There are more than 26 million small businesses
in the United States. Almost all of them -- 98 percent -- have
fewer than 100 employees. Yet, the basic standard for many industries
is 500 employees.
A brief look at the problem
When discussing the diversion of federal small business contracts
to large corporations, most people are amazed to find out that
that a foreign company with 26,000 employees with offices in 17
countries has been considered a small business in the past and
has received federal small business contracts. However,
the reality of the matter is that the problem is not one large
company receiving federal small business contracts, but dozens. We
estimate that roughly $60 billion a year in federal small business
contracts is diverted to large corporations.
Over the years, the Small Business Administration has revised
its "size standard" - the numerical definitions for each industry.
A recommendation to reduce the basic employee limit to 100 was
halted by the SBA in July 2004, despite response comments that
were overwhelmingly in support of the reduction.
"Small businesses are the backbone of the American economy," Representative
Lynn Woolsey (D-CA) said in June 2004. "By working to change the
definition of a small business for government contracts from 500
to 100 employees, federal contracts specifically designed to ensure
the success of American small business would go where they belong
- to support Americans, not big companies dressed in sheep's clothing."
The Small Business Administration issued the proposed rule change
on March 19, 2004, stating its intention to reduce and simplify
the number of size standards. The proposed rule would have helped
millions of truly small businesses compete for government contracts.
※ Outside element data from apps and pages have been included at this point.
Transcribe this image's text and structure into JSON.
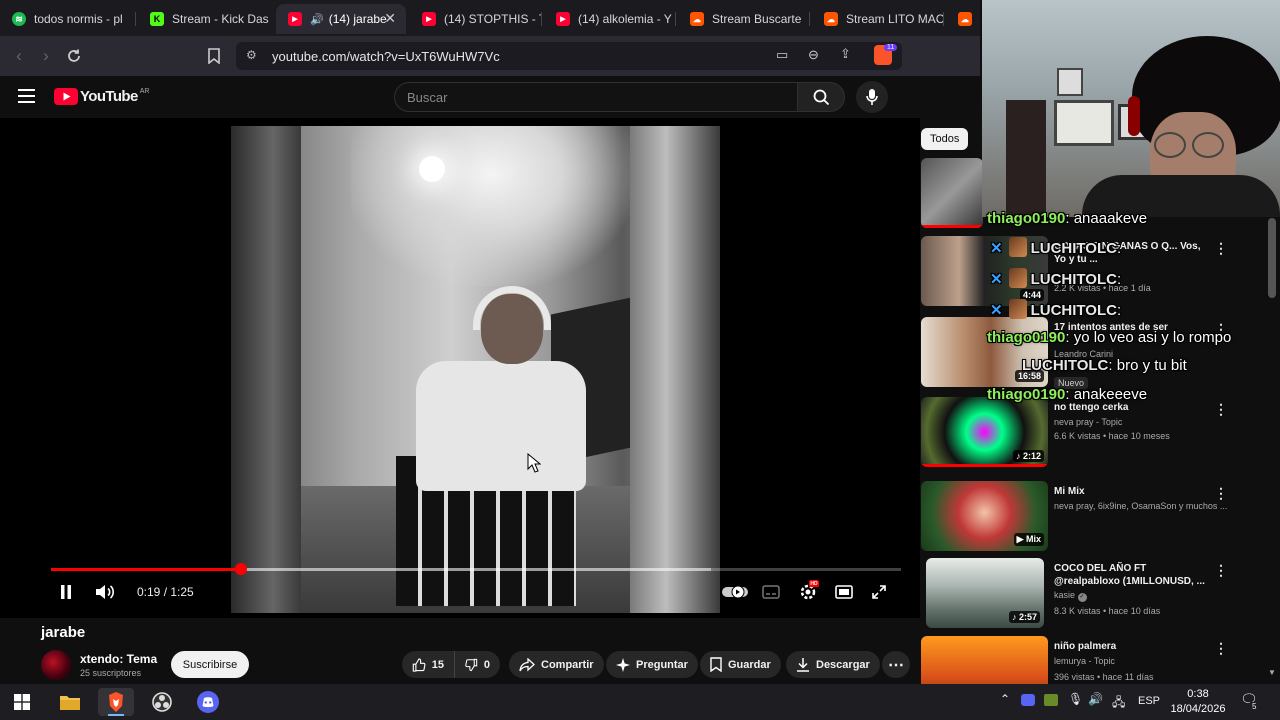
{
  "browser": {
    "tabs": [
      {
        "title": "todos normis - pl",
        "favicon": "spotify-icon",
        "color": "#1db954"
      },
      {
        "title": "Stream - Kick Das",
        "favicon": "kick-icon",
        "color": "#53fc18"
      },
      {
        "title": "(14) jarabe",
        "favicon": "youtube-icon",
        "color": "#ff0033",
        "active": true,
        "audio": true
      },
      {
        "title": "(14) STOPTHIS - T",
        "favicon": "youtube-icon",
        "color": "#ff0033"
      },
      {
        "title": "(14) alkolemia - Y",
        "favicon": "youtube-icon",
        "color": "#ff0033"
      },
      {
        "title": "Stream Buscarte",
        "favicon": "soundcloud-icon",
        "color": "#ff5500"
      },
      {
        "title": "Stream LITO MAC",
        "favicon": "soundcloud-icon",
        "color": "#ff5500"
      },
      {
        "title": "",
        "favicon": "soundcloud-icon",
        "color": "#ff5500"
      }
    ],
    "url": "youtube.com/watch?v=UxT6WuHW7Vc",
    "shield_badge": "11"
  },
  "youtube": {
    "logo_text": "YouTube",
    "region": "AR",
    "search_placeholder": "Buscar",
    "player": {
      "current_time": "0:19",
      "duration": "1:25",
      "time_display": "0:19 / 1:25",
      "played_fraction": 0.223,
      "buffered_fraction": 0.776,
      "playing": true
    },
    "video": {
      "title": "jarabe",
      "channel": "xtendo: Tema",
      "subscribers": "25 suscriptores",
      "subscribe_label": "Suscribirse",
      "likes": "15",
      "dislikes": "0",
      "share_label": "Compartir",
      "ask_label": "Preguntar",
      "save_label": "Guardar",
      "download_label": "Descargar"
    },
    "sidebar": {
      "chip": "Todos",
      "items": [
        {
          "title": "",
          "channel": "",
          "meta": "",
          "duration": ""
        },
        {
          "title": "COSAS SIN GANAS O Q... Vos, Yo y tu ...",
          "channel": "",
          "meta": "2.2 K vistas • hace 1 día",
          "duration": "4:44"
        },
        {
          "title": "17 intentos antes de ser",
          "channel": "Leandro Carini",
          "meta": "",
          "duration": "16:58",
          "badge": "Nuevo"
        },
        {
          "title": "no ttengo cerka",
          "channel": "neva pray - Topic",
          "meta": "6.6 K vistas • hace 10 meses",
          "duration": "2:12"
        },
        {
          "title": "Mi Mix",
          "channel": "neva pray, 6ix9ine, OsamaSon y muchos ...",
          "meta": "",
          "duration": "Mix"
        },
        {
          "title": "COCO DEL AÑO FT @realpabloxo (1MILLONUSD, ...",
          "channel": "kasie",
          "meta": "8.3 K vistas • hace 10 días",
          "duration": "2:57"
        },
        {
          "title": "niño palmera",
          "channel": "lemurya - Topic",
          "meta": "396 vistas • hace 11 días",
          "duration": ""
        }
      ]
    }
  },
  "chat": [
    {
      "user": "thiago0190",
      "text": ": anaaakeve"
    },
    {
      "user": "LUCHITOLC",
      "text": ":"
    },
    {
      "user": "LUCHITOLC",
      "text": ":"
    },
    {
      "user": "LUCHITOLC",
      "text": ":"
    },
    {
      "user": "thiago0190",
      "text": ": yo lo veo asi y lo rompo"
    },
    {
      "user": "LUCHITOLC",
      "text": ": bro y tu bit"
    },
    {
      "user": "thiago0190",
      "text": ": anakeeeve"
    }
  ],
  "taskbar": {
    "language": "ESP",
    "time": "0:38",
    "date": "18/04/2026",
    "notifications": "5"
  }
}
However, the proposal was withdrawn because it would have reclassified
as large businesses more than 34,000 firms currently recognized
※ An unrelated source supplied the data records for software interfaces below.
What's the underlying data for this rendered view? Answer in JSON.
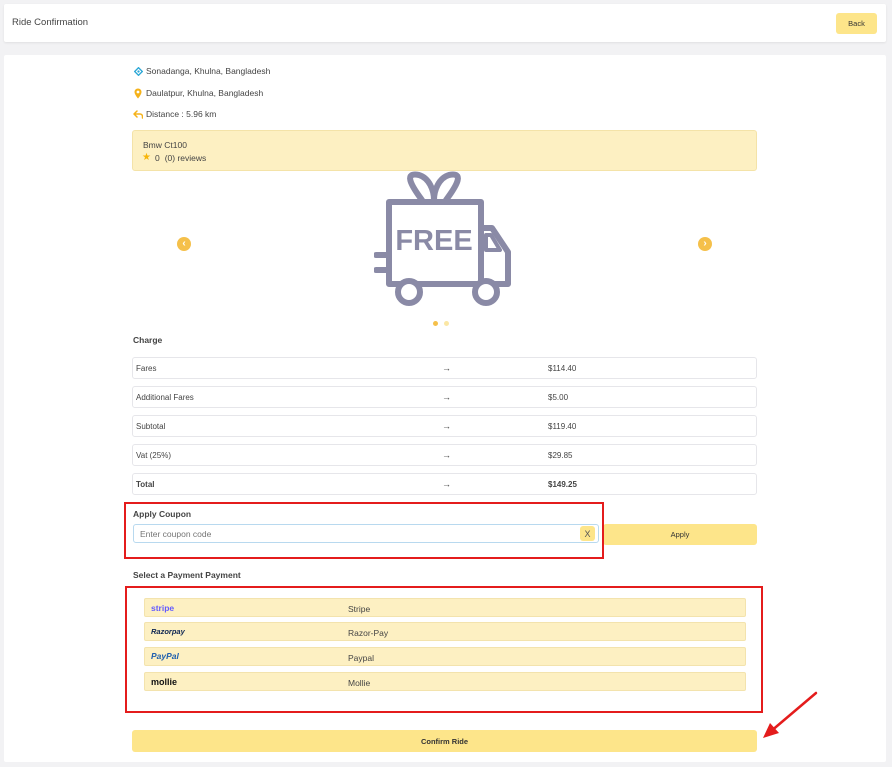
{
  "header": {
    "title": "Ride Confirmation",
    "back_label": "Back"
  },
  "trip": {
    "pickup": "Sonadanga, Khulna, Bangladesh",
    "dropoff": "Daulatpur, Khulna, Bangladesh",
    "distance": "Distance : 5.96 km"
  },
  "vehicle": {
    "name": "Bmw Ct100",
    "rating": "0",
    "reviews": "(0) reviews"
  },
  "carousel": {
    "image_text": "FREE",
    "active_index": 0,
    "count": 2
  },
  "charge": {
    "title": "Charge",
    "arrow": "→",
    "rows": [
      {
        "label": "Fares",
        "value": "$114.40"
      },
      {
        "label": "Additional Fares",
        "value": "$5.00"
      },
      {
        "label": "Subtotal",
        "value": "$119.40"
      },
      {
        "label": "Vat (25%)",
        "value": "$29.85"
      },
      {
        "label": "Total",
        "value": "$149.25"
      }
    ]
  },
  "coupon": {
    "title": "Apply Coupon",
    "placeholder": "Enter coupon code",
    "clear_label": "X",
    "apply_label": "Apply"
  },
  "payment": {
    "title": "Select a Payment Payment",
    "methods": [
      {
        "logo": "stripe",
        "name": "Stripe"
      },
      {
        "logo": "Razorpay",
        "name": "Razor-Pay"
      },
      {
        "logo": "PayPal",
        "name": "Paypal"
      },
      {
        "logo": "mollie",
        "name": "Mollie"
      }
    ]
  },
  "confirm_label": "Confirm Ride",
  "colors": {
    "accent": "#fde58a",
    "highlight": "#e41c1c",
    "star": "#f7b50a"
  }
}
as small businesses.
The ASBL is committed to reducing the allowable size of small
businesses so that truly small businesses have a fair opportunity
to compete for government contracts.
- 600 large businesses have been stopped -
Our information prompted their removal from SBA's database of
- Victorious in reducing the SBA's Information
Technology Value-Added Reseller size standard from 500 to 150.
- Gathered overwhelming support for the reduction
in the size standard from 500 to 100 when the SBA sought public
comment. The support ASBL received came from U.S. Chamber of
Commerce, Small Business groups, and concerned small businesses
across the country.
- Won a series legal battles - Since 2004,
the ASBL has won a series of federal lawsuits that have forced
federal agencies to release information, which has shown that
billions of dollars in federal small business contracts reported
as going to small businesses actually wound up in the hands of
some of the largest companies in the world.